WORLD / EUROPE
Agro-tech revolution
Smart farming offers sprout of hope in Greece
Published: Nov 09, 2022 09:26 PM
Young farmer Sotiris Mournos fixes a weather station next to his field in Platy near Thessaloniki, northern Greece, in mid-October. The weather station records data in real time, enabling to analyze and correlate the impact of weather conditions on his 10-hectare cotton plantation that stretches as far as the eye can see.  Photo: AFP

Young farmer Sotiris Mournos fixes a weather station next to his field in Platy near Thessaloniki, northern Greece, in mid-October. The weather station records data in real time, enabling to analyze and correlate the impact of weather conditions on his 10-hectare cotton plantation that stretches as far as the eye can see. Photo: AFP

Eyes glued to his mobile phone, farmer Sotiris Mournos pores over the latest microclimate and humidity data about his fields on the plain of Imathia in northern Greece.

The high-tech farming techniques he uses are making slow progress in Greece's tradition-bound and struggling agricultural sector, but growers like him see them as key to their future. 

Mournos, 25, employs a Greek smart-farming app to boost his family's cotton fields and fruit tree production .

Using real-time data recorded by a weather station, he can analyze and correlate the impact of weather conditions on his 10-hectare cotton plantation.

"We've managed to reduce the use of fertilizer and ­irrigation... [and thereby to] increase the financial return" of the farm, said Mournos, who gave up studying computer science at university to devote ­himself to the family holding in the town of Platy. 

Measuring the humidity or the nitrogen level in the soil helps curb the excessive use of fertilizers and saves water, he notes.

As in many other ­southern European ­countries, Greece's agricultural sector is chronically short of water and smart farming could help counter that problem.

Boosting yields

The sector has also lost a major share of its available labor in recent decades, as young people snub farm work for better-paid jobs in services such as tourism.

Agriculture now represents just 5 percent of Greece's GDP, half what it was 20 years ago. 

The government has budgeted 230 million euros ($231 million) over the next three years to revive the country's farming industry.

Most of that derives from the European Union's Common Agricultural Policy innovation fund. 

"Most young people in my village prefer other jobs and have given up working in the fields," Mournos said. 

But he is making a go at farming, aiming to work smart by using the farming app moving forward.

It means he uses 40 percent less fertilizer on his cotton field and can avoid using two pesticide sprays - altogether saving 9,000 euros - without affecting production rates. 

Analysts say the farming app is not widely used in Greece although interest is gradually picking up.

But persuading farmers who may be less technologically minded than Mournos to embrace it faces numerous challenges.

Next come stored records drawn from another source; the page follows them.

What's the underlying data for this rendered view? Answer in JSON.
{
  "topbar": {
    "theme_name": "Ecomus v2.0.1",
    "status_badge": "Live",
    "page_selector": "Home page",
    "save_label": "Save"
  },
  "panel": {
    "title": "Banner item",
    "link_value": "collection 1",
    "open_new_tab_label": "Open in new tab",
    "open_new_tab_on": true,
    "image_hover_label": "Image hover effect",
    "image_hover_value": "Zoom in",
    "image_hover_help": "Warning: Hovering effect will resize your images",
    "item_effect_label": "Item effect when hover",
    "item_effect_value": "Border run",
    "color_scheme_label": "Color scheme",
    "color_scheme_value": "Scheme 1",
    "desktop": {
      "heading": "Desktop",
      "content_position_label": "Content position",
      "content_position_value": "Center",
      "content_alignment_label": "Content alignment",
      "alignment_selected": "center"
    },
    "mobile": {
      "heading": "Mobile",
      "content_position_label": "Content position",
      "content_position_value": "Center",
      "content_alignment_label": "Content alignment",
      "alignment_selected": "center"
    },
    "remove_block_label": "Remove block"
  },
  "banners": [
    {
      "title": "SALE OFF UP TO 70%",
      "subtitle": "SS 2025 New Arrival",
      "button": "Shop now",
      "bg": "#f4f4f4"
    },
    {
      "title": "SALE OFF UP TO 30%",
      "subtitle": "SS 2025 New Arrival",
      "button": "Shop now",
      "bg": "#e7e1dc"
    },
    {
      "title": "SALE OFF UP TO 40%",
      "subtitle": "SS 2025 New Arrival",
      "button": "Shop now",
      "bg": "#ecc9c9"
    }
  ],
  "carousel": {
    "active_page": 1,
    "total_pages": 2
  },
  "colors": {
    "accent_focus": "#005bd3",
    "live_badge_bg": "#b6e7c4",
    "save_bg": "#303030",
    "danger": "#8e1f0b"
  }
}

A key hurdle is the small size of Greek farms - less than 10 hectares on average - and the country's largely mountainous terrain.

Greek farms are often family businesses or involve rented fields, making investment in tools and practices less appealing.

Convincing farmers

Meanwhile, an "endemic" lack of cooperation among farmers prevents cost sharing, says Aikaterini Kasimati, an agricultural engineer at the University of Agronomy in Athens.

As a result, Greece lags far behind other European states in the use of smart farming, says Vassilis Protonotarios, marketing manager of Neuropublic, a company ­specializing in digital agriculture.

He said farmers could benefit from new technology without having to invest in expensive equipment or have "specialized digital skills."

Then, there is the difficulty of convincing farmers to try something new.

Organic farmer Thodoris Arvanitis says his colleagues are not interested in new technologies because they don't know enough about them and prefer established conventional methods. 

"Farmers won't go after technology when they don't have enough money for fuel," he said, at his farm in the small town of Kiourka, some 30 kilometers north of Athens.

Attitudes may change in time as climate change puts additional pressure on farm costs, says Machi Symeonidou, an agronomist and creator of the agricultural IT start-up Agroapps. 

The war in Ukraine and its impact on global food supplies also shows that it is increasingly necessary to produce food at a local level, said agricultural engineer Kasimati. 

"We see a constant degradation of fields and a fall in yield," she said, adding that water was also becoming expensive.

"But as the technology becomes simpler and cheaper, these tools will see more use," she added.